> [Task description] Output all of the data exactly as it appears, but leave out any pictures it contains.

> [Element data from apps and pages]

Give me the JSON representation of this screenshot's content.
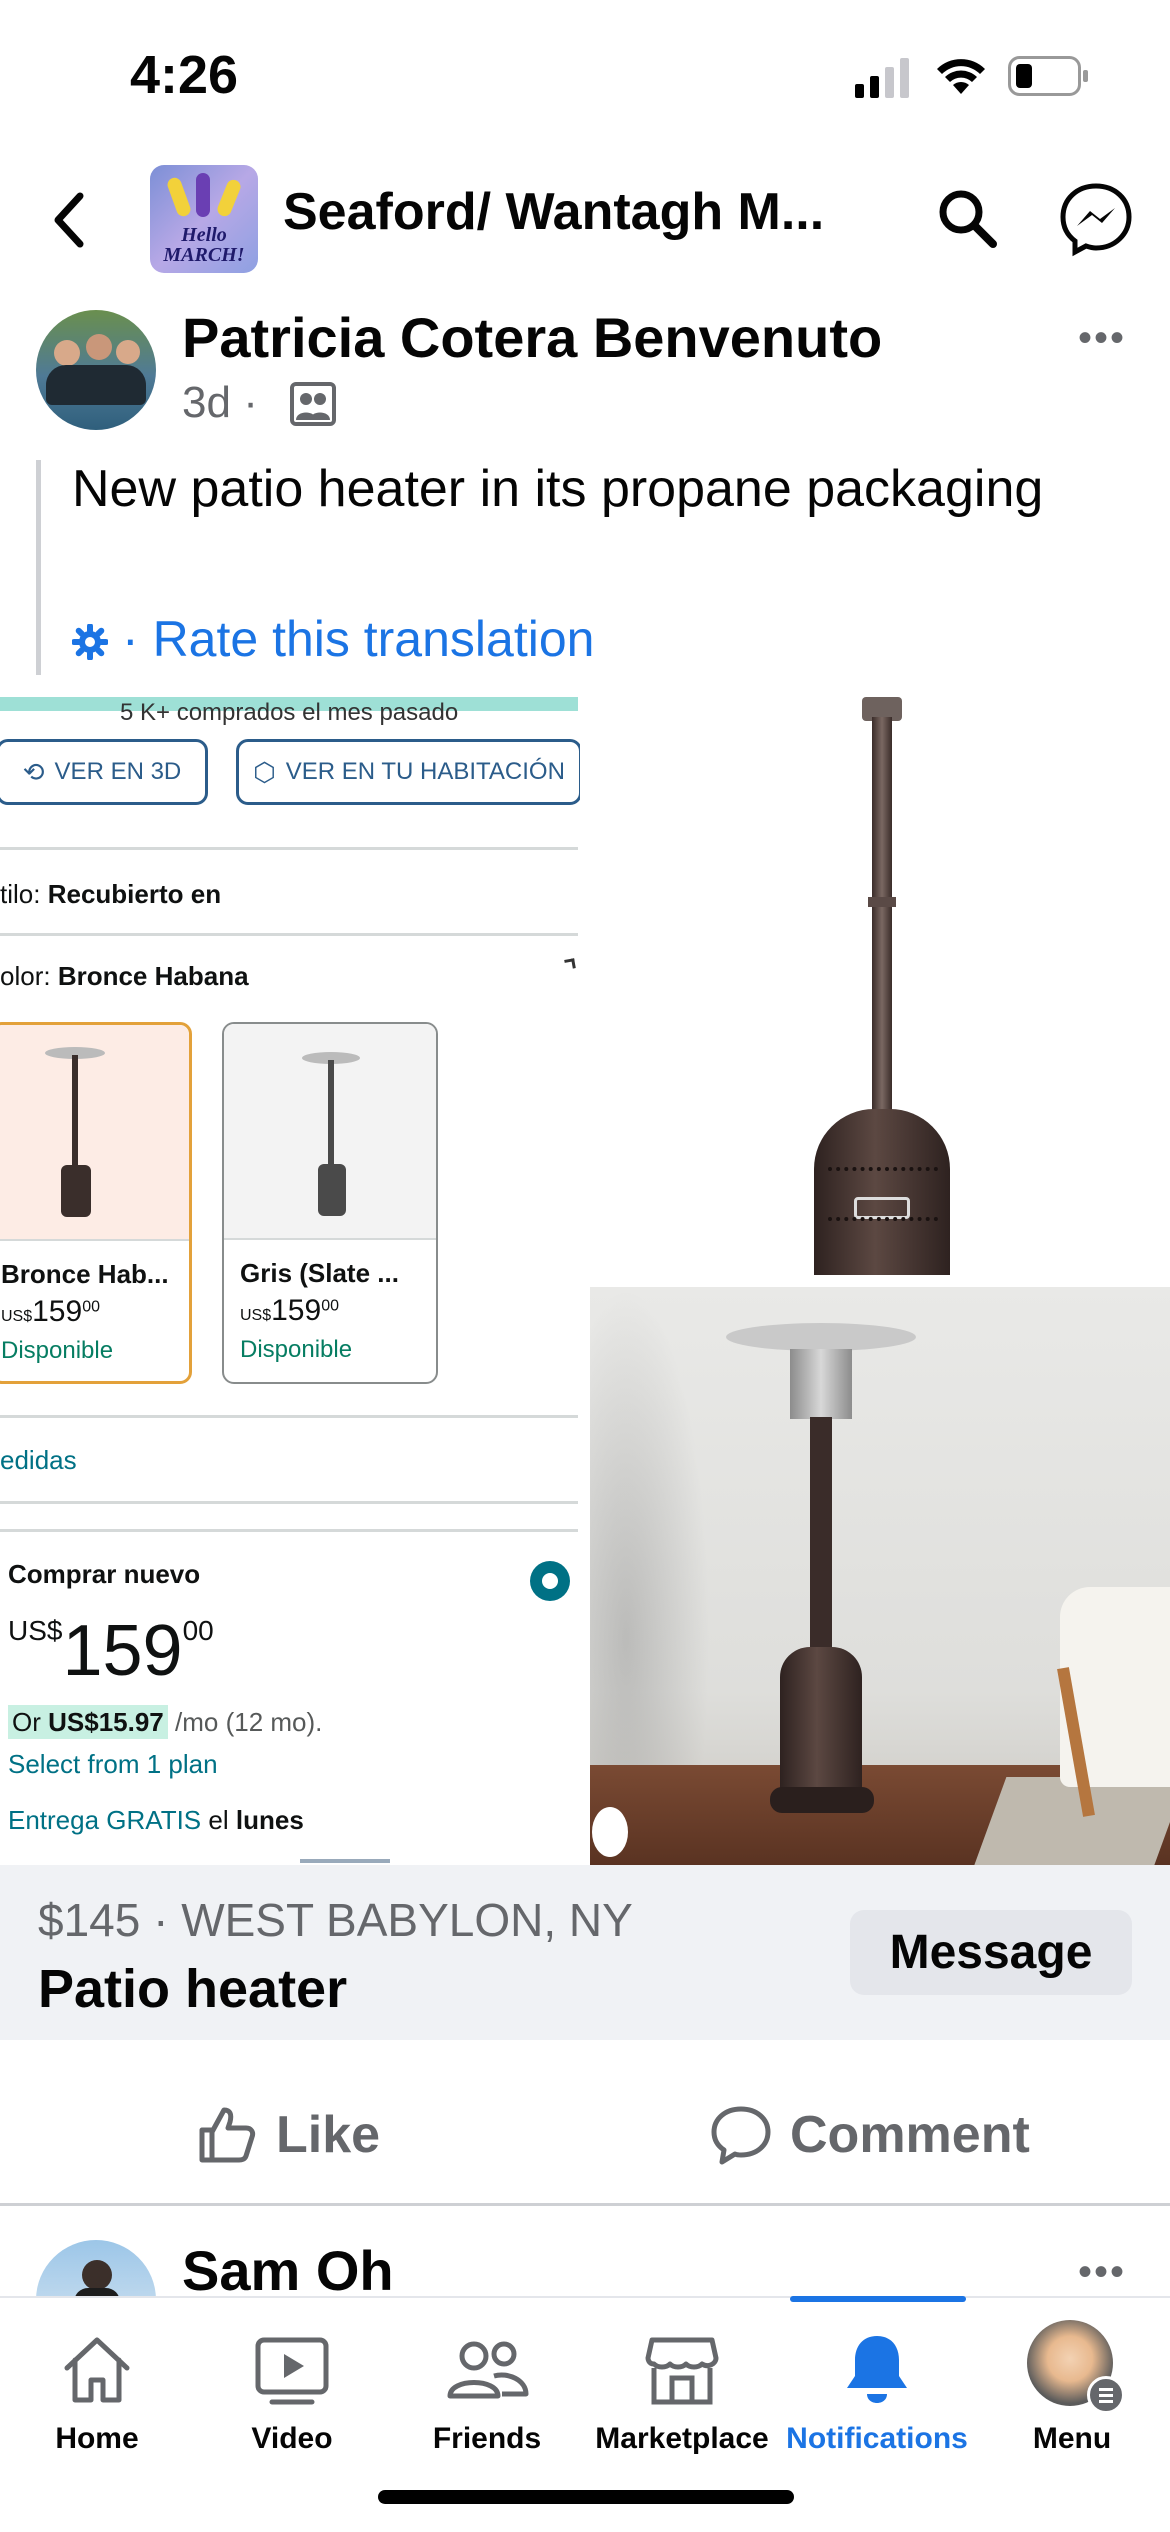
{
  "status_bar": {
    "time": "4:26"
  },
  "header": {
    "group_name": "Seaford/ Wantagh M...",
    "group_thumb_text": "Hello MARCH!"
  },
  "post": {
    "author": "Patricia Cotera Benvenuto",
    "age": "3d",
    "separator": "·",
    "text": "New patio heater in its propane packaging",
    "translation_link": "Rate this translation"
  },
  "screenshot": {
    "banner": "5 K+ comprados el mes pasado",
    "btn_3d": "VER EN 3D",
    "btn_room": "VER EN TU HABITACIÓN",
    "style_label": "tilo:",
    "style_value": "Recubierto en",
    "color_label": "olor:",
    "color_value": "Bronce Habana",
    "options": [
      {
        "name": "Bronce Hab...",
        "currency": "US$",
        "price": "159",
        "cents": "00",
        "availability": "Disponible"
      },
      {
        "name": "Gris (Slate ...",
        "currency": "US$",
        "price": "159",
        "cents": "00",
        "availability": "Disponible"
      }
    ],
    "measures_link": "edidas",
    "buy_new": "Comprar nuevo",
    "big_currency": "US$",
    "big_price": "159",
    "big_cents": "00",
    "installment_prefix": "Or",
    "installment_amount": "US$15.97",
    "installment_suffix": "/mo (12 mo).",
    "plan_link": "Select from 1 plan",
    "delivery_free": "Entrega GRATIS",
    "delivery_mid": "el",
    "delivery_day": "lunes"
  },
  "listing": {
    "price_location": "$145 · WEST BABYLON, NY",
    "title": "Patio heater",
    "message_button": "Message"
  },
  "actions": {
    "like": "Like",
    "comment": "Comment"
  },
  "next_post": {
    "author": "Sam Oh"
  },
  "tabs": [
    {
      "label": "Home",
      "active": false
    },
    {
      "label": "Video",
      "active": false
    },
    {
      "label": "Friends",
      "active": false
    },
    {
      "label": "Marketplace",
      "active": false
    },
    {
      "label": "Notifications",
      "active": true
    },
    {
      "label": "Menu",
      "active": false
    }
  ],
  "colors": {
    "accent": "#1b74e4",
    "muted": "#65676b",
    "bar_bg": "#f0f2f5",
    "amazon_teal": "#007185",
    "amazon_green": "#067d62"
  }
}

> [Solution for this task]
Give me the JSON representation of this screenshot's content.
{
  "status_bar": {
    "time": "4:26"
  },
  "header": {
    "group_name": "Seaford/ Wantagh M...",
    "group_thumb_text": "Hello MARCH!"
  },
  "post": {
    "author": "Patricia Cotera Benvenuto",
    "age": "3d",
    "separator": "·",
    "text": "New patio heater in its propane packaging",
    "translation_link": "Rate this translation"
  },
  "screenshot": {
    "banner": "5 K+ comprados el mes pasado",
    "btn_3d": "VER EN 3D",
    "btn_room": "VER EN TU HABITACIÓN",
    "style_label": "tilo:",
    "style_value": "Recubierto en",
    "color_label": "olor:",
    "color_value": "Bronce Habana",
    "options": [
      {
        "name": "Bronce Hab...",
        "currency": "US$",
        "price": "159",
        "cents": "00",
        "availability": "Disponible"
      },
      {
        "name": "Gris (Slate ...",
        "currency": "US$",
        "price": "159",
        "cents": "00",
        "availability": "Disponible"
      }
    ],
    "measures_link": "edidas",
    "buy_new": "Comprar nuevo",
    "big_currency": "US$",
    "big_price": "159",
    "big_cents": "00",
    "installment_prefix": "Or",
    "installment_amount": "US$15.97",
    "installment_suffix": "/mo (12 mo).",
    "plan_link": "Select from 1 plan",
    "delivery_free": "Entrega GRATIS",
    "delivery_mid": "el",
    "delivery_day": "lunes"
  },
  "listing": {
    "price_location": "$145 · WEST BABYLON, NY",
    "title": "Patio heater",
    "message_button": "Message"
  },
  "actions": {
    "like": "Like",
    "comment": "Comment"
  },
  "next_post": {
    "author": "Sam Oh"
  },
  "tabs": [
    {
      "label": "Home",
      "active": false
    },
    {
      "label": "Video",
      "active": false
    },
    {
      "label": "Friends",
      "active": false
    },
    {
      "label": "Marketplace",
      "active": false
    },
    {
      "label": "Notifications",
      "active": true
    },
    {
      "label": "Menu",
      "active": false
    }
  ],
  "colors": {
    "accent": "#1b74e4",
    "muted": "#65676b",
    "bar_bg": "#f0f2f5",
    "amazon_teal": "#007185",
    "amazon_green": "#067d62"
  }
}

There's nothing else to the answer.